_WHAT IS REQUIRED_: Would you copy the full listing that follows without changing a thing?
+ + +
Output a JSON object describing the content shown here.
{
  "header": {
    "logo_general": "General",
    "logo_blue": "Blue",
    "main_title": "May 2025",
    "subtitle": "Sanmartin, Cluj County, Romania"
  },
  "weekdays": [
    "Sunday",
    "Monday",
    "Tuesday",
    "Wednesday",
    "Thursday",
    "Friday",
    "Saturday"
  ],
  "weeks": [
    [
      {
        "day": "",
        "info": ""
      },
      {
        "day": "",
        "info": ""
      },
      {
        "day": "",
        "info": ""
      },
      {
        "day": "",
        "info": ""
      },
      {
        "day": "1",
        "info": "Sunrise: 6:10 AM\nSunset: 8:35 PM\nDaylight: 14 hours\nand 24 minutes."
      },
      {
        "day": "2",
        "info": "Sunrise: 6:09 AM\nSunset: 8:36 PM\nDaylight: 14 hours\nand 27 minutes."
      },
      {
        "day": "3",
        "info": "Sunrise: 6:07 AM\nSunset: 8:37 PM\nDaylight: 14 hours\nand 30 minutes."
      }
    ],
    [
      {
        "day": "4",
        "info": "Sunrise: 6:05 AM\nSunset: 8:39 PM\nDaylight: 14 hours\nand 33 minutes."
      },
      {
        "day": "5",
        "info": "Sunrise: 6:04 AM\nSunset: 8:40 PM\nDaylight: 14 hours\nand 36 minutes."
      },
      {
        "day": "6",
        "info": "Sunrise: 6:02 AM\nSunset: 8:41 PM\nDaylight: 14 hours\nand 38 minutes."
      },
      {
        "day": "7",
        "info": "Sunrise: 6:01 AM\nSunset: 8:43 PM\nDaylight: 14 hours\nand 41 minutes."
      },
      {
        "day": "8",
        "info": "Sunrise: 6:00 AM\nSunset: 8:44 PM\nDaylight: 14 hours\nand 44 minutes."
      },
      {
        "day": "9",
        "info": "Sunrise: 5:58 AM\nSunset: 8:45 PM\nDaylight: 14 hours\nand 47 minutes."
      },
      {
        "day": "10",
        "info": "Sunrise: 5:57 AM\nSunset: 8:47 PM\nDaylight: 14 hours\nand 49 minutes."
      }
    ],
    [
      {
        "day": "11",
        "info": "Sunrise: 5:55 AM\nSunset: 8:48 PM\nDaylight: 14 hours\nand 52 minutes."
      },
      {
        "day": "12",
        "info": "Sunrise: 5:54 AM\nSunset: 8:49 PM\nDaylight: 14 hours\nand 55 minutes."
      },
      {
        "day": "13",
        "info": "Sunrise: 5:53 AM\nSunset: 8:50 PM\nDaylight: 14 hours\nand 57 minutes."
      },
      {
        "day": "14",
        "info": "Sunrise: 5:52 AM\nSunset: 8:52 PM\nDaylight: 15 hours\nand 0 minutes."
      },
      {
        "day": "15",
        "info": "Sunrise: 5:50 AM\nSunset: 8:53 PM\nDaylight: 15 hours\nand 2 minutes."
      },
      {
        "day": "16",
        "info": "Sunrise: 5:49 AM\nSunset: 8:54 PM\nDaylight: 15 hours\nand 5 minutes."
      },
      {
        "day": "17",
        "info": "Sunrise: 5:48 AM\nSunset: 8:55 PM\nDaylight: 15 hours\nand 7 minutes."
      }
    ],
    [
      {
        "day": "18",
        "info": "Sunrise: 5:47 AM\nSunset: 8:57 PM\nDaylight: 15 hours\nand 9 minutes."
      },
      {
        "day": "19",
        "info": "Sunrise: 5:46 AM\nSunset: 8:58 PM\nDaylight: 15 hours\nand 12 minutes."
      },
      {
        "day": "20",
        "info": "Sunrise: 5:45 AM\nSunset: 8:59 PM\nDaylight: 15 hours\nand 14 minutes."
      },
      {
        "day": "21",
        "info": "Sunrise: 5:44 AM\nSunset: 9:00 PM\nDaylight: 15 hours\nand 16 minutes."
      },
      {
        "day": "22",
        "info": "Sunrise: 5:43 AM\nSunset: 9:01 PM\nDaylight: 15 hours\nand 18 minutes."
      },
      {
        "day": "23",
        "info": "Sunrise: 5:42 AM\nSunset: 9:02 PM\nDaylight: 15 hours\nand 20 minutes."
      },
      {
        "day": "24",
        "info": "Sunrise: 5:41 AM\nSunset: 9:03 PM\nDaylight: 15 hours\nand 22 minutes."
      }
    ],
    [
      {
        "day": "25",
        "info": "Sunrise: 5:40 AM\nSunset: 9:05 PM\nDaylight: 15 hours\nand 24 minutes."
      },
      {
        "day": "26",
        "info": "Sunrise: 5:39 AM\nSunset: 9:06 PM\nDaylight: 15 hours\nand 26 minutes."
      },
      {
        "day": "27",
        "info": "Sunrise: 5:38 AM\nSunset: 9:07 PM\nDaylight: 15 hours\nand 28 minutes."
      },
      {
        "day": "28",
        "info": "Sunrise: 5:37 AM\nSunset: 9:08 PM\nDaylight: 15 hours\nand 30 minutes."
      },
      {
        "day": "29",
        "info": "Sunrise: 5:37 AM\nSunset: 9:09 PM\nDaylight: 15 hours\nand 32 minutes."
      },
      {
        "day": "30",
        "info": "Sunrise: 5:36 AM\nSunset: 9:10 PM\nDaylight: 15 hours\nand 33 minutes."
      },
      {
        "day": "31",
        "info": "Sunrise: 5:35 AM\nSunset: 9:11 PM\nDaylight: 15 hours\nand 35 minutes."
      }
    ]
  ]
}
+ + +
_FINISHED TASK_:
Output a JSON object describing the content shown here.
{
  "header": {
    "logo_general": "General",
    "logo_blue": "Blue",
    "main_title": "May 2025",
    "subtitle": "Sanmartin, Cluj County, Romania"
  },
  "weekdays": [
    "Sunday",
    "Monday",
    "Tuesday",
    "Wednesday",
    "Thursday",
    "Friday",
    "Saturday"
  ],
  "weeks": [
    [
      {
        "day": "",
        "info": ""
      },
      {
        "day": "",
        "info": ""
      },
      {
        "day": "",
        "info": ""
      },
      {
        "day": "",
        "info": ""
      },
      {
        "day": "1",
        "info": "Sunrise: 6:10 AM\nSunset: 8:35 PM\nDaylight: 14 hours\nand 24 minutes."
      },
      {
        "day": "2",
        "info": "Sunrise: 6:09 AM\nSunset: 8:36 PM\nDaylight: 14 hours\nand 27 minutes."
      },
      {
        "day": "3",
        "info": "Sunrise: 6:07 AM\nSunset: 8:37 PM\nDaylight: 14 hours\nand 30 minutes."
      }
    ],
    [
      {
        "day": "4",
        "info": "Sunrise: 6:05 AM\nSunset: 8:39 PM\nDaylight: 14 hours\nand 33 minutes."
      },
      {
        "day": "5",
        "info": "Sunrise: 6:04 AM\nSunset: 8:40 PM\nDaylight: 14 hours\nand 36 minutes."
      },
      {
        "day": "6",
        "info": "Sunrise: 6:02 AM\nSunset: 8:41 PM\nDaylight: 14 hours\nand 38 minutes."
      },
      {
        "day": "7",
        "info": "Sunrise: 6:01 AM\nSunset: 8:43 PM\nDaylight: 14 hours\nand 41 minutes."
      },
      {
        "day": "8",
        "info": "Sunrise: 6:00 AM\nSunset: 8:44 PM\nDaylight: 14 hours\nand 44 minutes."
      },
      {
        "day": "9",
        "info": "Sunrise: 5:58 AM\nSunset: 8:45 PM\nDaylight: 14 hours\nand 47 minutes."
      },
      {
        "day": "10",
        "info": "Sunrise: 5:57 AM\nSunset: 8:47 PM\nDaylight: 14 hours\nand 49 minutes."
      }
    ],
    [
      {
        "day": "11",
        "info": "Sunrise: 5:55 AM\nSunset: 8:48 PM\nDaylight: 14 hours\nand 52 minutes."
      },
      {
        "day": "12",
        "info": "Sunrise: 5:54 AM\nSunset: 8:49 PM\nDaylight: 14 hours\nand 55 minutes."
      },
      {
        "day": "13",
        "info": "Sunrise: 5:53 AM\nSunset: 8:50 PM\nDaylight: 14 hours\nand 57 minutes."
      },
      {
        "day": "14",
        "info": "Sunrise: 5:52 AM\nSunset: 8:52 PM\nDaylight: 15 hours\nand 0 minutes."
      },
      {
        "day": "15",
        "info": "Sunrise: 5:50 AM\nSunset: 8:53 PM\nDaylight: 15 hours\nand 2 minutes."
      },
      {
        "day": "16",
        "info": "Sunrise: 5:49 AM\nSunset: 8:54 PM\nDaylight: 15 hours\nand 5 minutes."
      },
      {
        "day": "17",
        "info": "Sunrise: 5:48 AM\nSunset: 8:55 PM\nDaylight: 15 hours\nand 7 minutes."
      }
    ],
    [
      {
        "day": "18",
        "info": "Sunrise: 5:47 AM\nSunset: 8:57 PM\nDaylight: 15 hours\nand 9 minutes."
      },
      {
        "day": "19",
        "info": "Sunrise: 5:46 AM\nSunset: 8:58 PM\nDaylight: 15 hours\nand 12 minutes."
      },
      {
        "day": "20",
        "info": "Sunrise: 5:45 AM\nSunset: 8:59 PM\nDaylight: 15 hours\nand 14 minutes."
      },
      {
        "day": "21",
        "info": "Sunrise: 5:44 AM\nSunset: 9:00 PM\nDaylight: 15 hours\nand 16 minutes."
      },
      {
        "day": "22",
        "info": "Sunrise: 5:43 AM\nSunset: 9:01 PM\nDaylight: 15 hours\nand 18 minutes."
      },
      {
        "day": "23",
        "info": "Sunrise: 5:42 AM\nSunset: 9:02 PM\nDaylight: 15 hours\nand 20 minutes."
      },
      {
        "day": "24",
        "info": "Sunrise: 5:41 AM\nSunset: 9:03 PM\nDaylight: 15 hours\nand 22 minutes."
      }
    ],
    [
      {
        "day": "25",
        "info": "Sunrise: 5:40 AM\nSunset: 9:05 PM\nDaylight: 15 hours\nand 24 minutes."
      },
      {
        "day": "26",
        "info": "Sunrise: 5:39 AM\nSunset: 9:06 PM\nDaylight: 15 hours\nand 26 minutes."
      },
      {
        "day": "27",
        "info": "Sunrise: 5:38 AM\nSunset: 9:07 PM\nDaylight: 15 hours\nand 28 minutes."
      },
      {
        "day": "28",
        "info": "Sunrise: 5:37 AM\nSunset: 9:08 PM\nDaylight: 15 hours\nand 30 minutes."
      },
      {
        "day": "29",
        "info": "Sunrise: 5:37 AM\nSunset: 9:09 PM\nDaylight: 15 hours\nand 32 minutes."
      },
      {
        "day": "30",
        "info": "Sunrise: 5:36 AM\nSunset: 9:10 PM\nDaylight: 15 hours\nand 33 minutes."
      },
      {
        "day": "31",
        "info": "Sunrise: 5:35 AM\nSunset: 9:11 PM\nDaylight: 15 hours\nand 35 minutes."
      }
    ]
  ]
}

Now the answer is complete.